▸ Activity
Look through the lines below and copy each one that includes "title".

━━━━━ Data in this exercise ━━━━━

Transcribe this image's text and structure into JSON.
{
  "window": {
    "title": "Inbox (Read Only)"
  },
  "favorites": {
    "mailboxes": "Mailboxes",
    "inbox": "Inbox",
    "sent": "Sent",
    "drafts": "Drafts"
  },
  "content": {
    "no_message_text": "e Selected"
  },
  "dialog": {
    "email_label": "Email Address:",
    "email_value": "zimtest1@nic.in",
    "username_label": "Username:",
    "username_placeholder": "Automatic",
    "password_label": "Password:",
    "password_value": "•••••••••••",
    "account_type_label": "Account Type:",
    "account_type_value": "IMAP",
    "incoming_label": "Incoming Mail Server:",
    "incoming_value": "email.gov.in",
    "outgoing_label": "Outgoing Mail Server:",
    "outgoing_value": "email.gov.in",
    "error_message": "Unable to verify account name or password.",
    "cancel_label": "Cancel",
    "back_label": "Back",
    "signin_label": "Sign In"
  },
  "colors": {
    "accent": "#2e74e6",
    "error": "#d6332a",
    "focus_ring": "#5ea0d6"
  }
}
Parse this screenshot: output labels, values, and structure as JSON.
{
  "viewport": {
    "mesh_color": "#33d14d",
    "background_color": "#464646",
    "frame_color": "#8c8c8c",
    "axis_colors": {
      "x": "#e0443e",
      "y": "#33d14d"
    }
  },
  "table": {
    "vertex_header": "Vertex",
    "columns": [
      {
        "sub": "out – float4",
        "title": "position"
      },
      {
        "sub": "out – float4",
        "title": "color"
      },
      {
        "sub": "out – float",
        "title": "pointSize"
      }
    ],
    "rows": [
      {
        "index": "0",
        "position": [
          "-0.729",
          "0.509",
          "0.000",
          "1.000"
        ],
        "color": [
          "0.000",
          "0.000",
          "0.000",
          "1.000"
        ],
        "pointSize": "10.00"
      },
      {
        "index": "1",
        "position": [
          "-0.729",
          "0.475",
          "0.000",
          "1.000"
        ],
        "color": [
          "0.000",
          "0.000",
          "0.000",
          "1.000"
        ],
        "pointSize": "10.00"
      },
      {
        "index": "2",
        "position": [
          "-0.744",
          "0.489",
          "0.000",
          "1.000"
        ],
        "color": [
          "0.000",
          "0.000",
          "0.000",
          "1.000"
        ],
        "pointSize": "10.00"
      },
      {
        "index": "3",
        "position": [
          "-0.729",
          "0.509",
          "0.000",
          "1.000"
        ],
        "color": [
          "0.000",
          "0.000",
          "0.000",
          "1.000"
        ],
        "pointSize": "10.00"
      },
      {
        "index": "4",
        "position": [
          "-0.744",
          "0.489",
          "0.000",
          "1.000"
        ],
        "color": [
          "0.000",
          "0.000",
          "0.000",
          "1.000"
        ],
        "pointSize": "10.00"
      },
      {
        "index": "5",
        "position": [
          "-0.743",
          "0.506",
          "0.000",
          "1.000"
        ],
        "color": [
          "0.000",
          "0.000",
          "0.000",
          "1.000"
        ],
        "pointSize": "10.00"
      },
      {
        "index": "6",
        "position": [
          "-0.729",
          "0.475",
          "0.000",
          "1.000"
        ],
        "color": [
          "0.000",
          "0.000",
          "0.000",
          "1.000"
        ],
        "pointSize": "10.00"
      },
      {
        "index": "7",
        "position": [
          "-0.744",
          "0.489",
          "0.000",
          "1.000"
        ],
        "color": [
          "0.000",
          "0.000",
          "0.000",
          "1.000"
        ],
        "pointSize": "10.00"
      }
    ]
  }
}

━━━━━

▸ Solution to the exercise
    "title": "Inbox (Read Only)"
        "title": "position"
        "title": "color"
        "title": "pointSize"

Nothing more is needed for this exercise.